[TASK DESCRIPTION]: Where in the data below does the word "this" appear? Copy every line that has it.

[RECORD EXTRACTS]:
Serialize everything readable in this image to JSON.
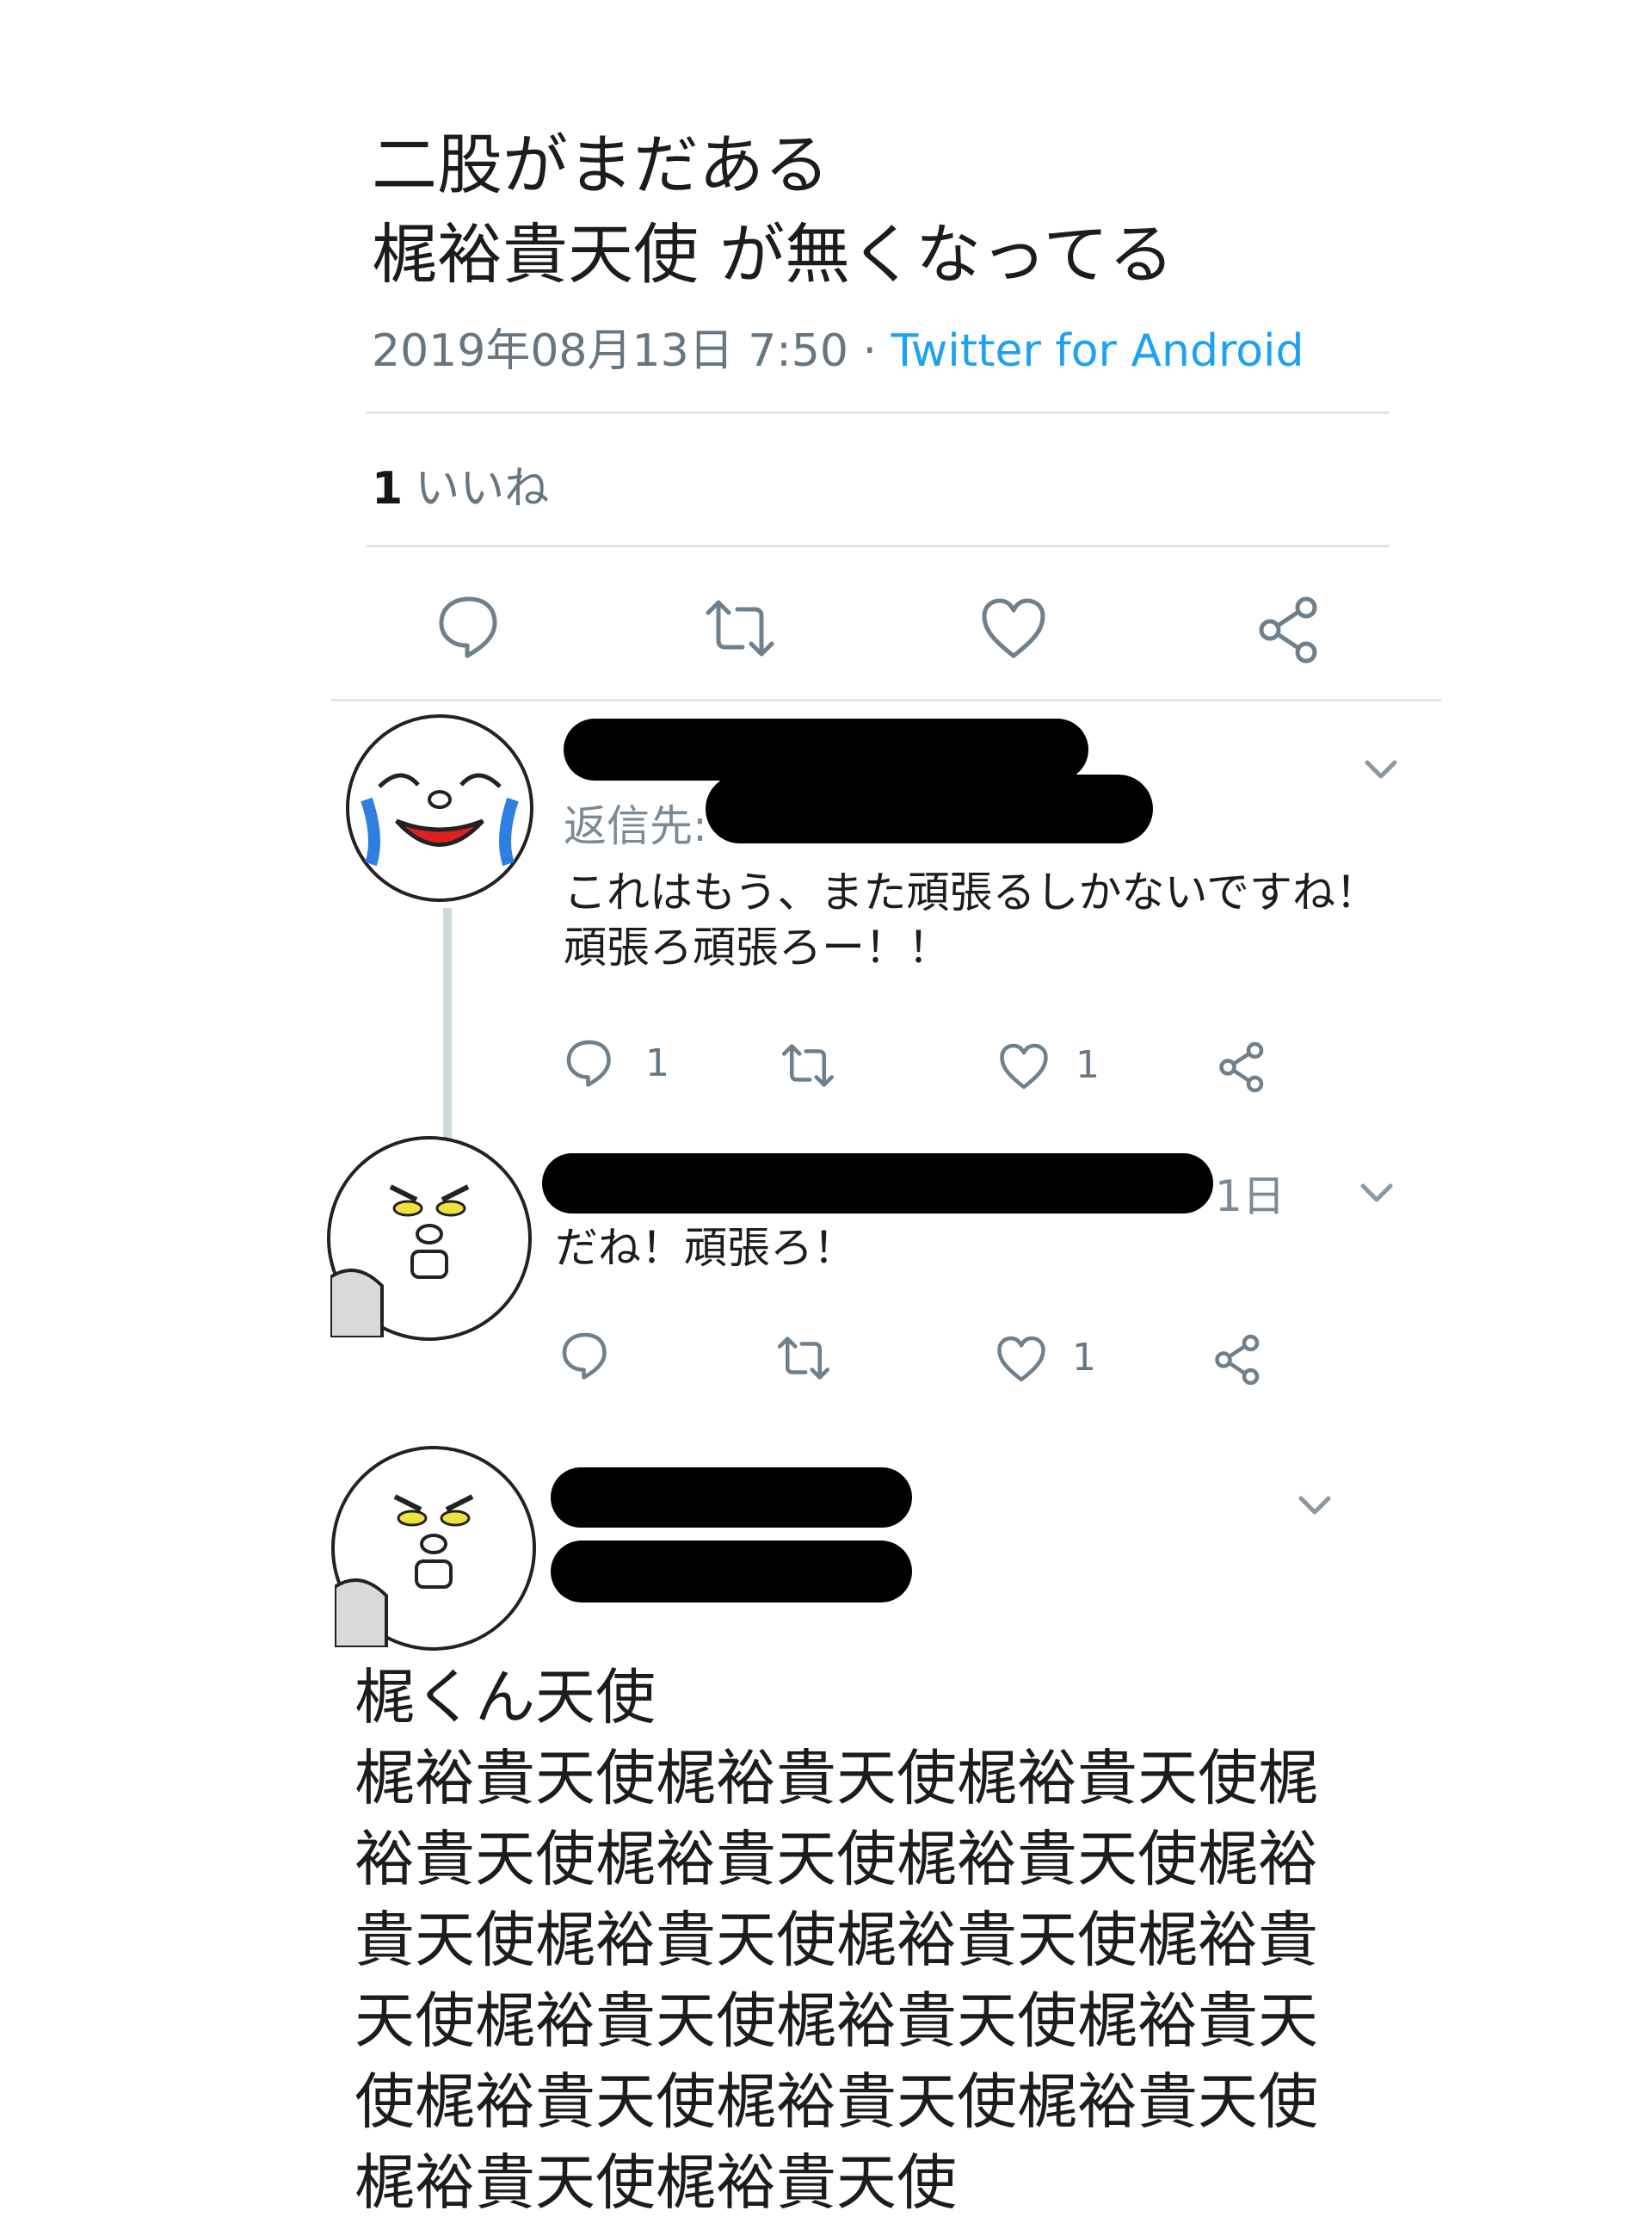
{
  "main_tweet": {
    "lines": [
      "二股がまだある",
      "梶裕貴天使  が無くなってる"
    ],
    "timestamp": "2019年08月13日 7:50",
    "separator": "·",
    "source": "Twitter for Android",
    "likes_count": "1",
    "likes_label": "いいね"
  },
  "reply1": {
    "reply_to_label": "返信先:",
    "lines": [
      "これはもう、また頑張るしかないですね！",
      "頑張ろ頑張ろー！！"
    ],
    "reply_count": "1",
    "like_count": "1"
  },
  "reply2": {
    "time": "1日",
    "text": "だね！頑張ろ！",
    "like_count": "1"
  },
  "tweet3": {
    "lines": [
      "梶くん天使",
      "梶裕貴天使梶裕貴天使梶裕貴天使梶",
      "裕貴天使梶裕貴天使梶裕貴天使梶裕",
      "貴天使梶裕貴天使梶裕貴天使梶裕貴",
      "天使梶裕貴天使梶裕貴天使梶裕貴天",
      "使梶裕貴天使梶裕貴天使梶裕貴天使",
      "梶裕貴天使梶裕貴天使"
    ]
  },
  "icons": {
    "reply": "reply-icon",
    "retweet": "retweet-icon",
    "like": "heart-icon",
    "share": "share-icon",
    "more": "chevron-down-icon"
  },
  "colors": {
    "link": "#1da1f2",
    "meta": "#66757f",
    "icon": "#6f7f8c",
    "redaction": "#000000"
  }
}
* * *
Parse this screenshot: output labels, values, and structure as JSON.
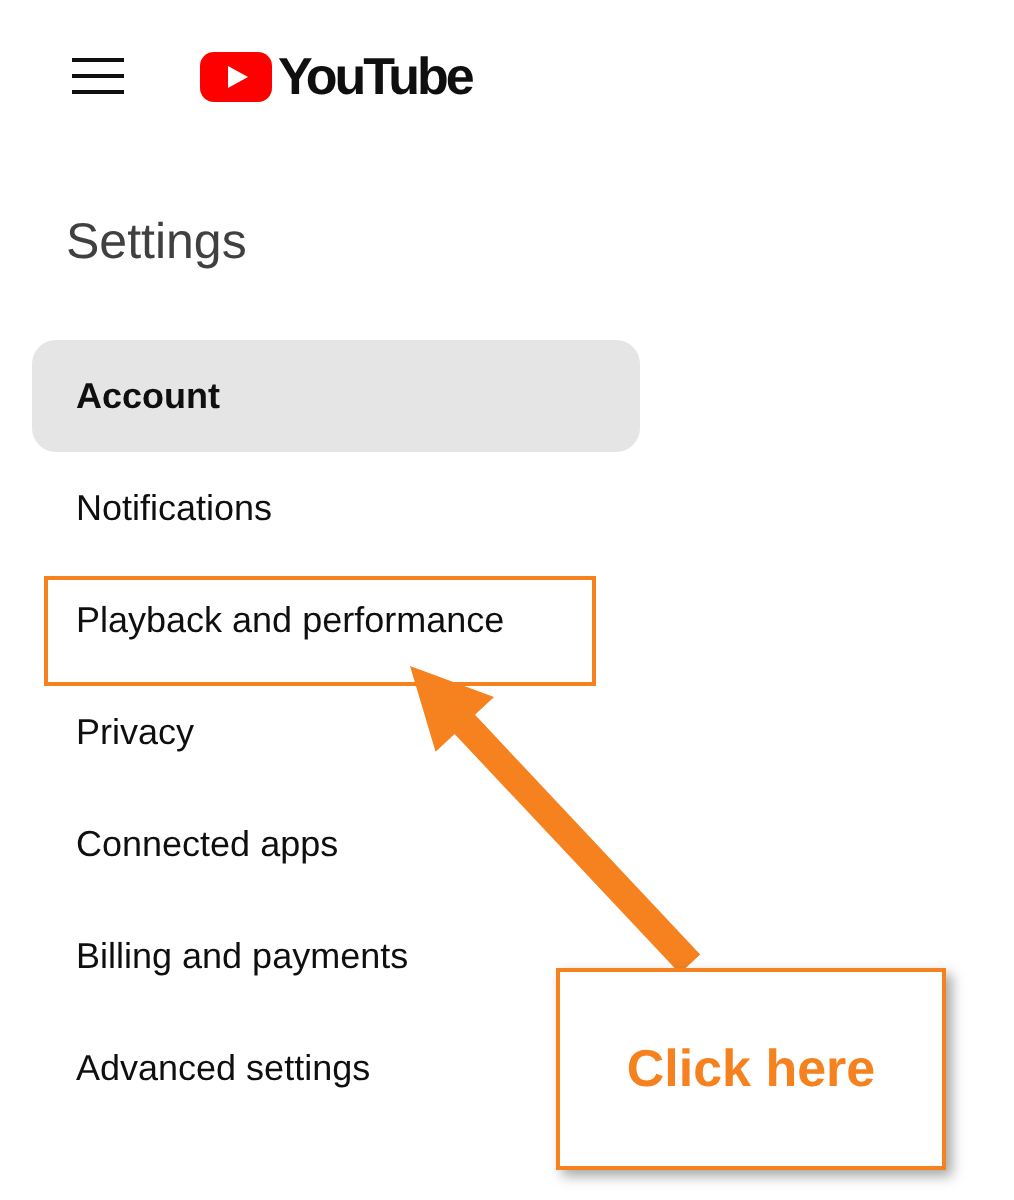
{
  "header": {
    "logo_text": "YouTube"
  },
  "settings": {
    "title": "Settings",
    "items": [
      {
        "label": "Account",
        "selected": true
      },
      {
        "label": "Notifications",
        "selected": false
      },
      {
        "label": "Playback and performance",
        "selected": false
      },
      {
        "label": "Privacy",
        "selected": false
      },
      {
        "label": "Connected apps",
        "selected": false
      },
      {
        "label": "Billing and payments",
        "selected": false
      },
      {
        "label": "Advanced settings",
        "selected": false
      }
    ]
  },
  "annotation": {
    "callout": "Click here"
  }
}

[RESULT OF THE TASK]:
Serialize everything readable in this image to JSON.
Parse this screenshot: output labels, values, and structure as JSON.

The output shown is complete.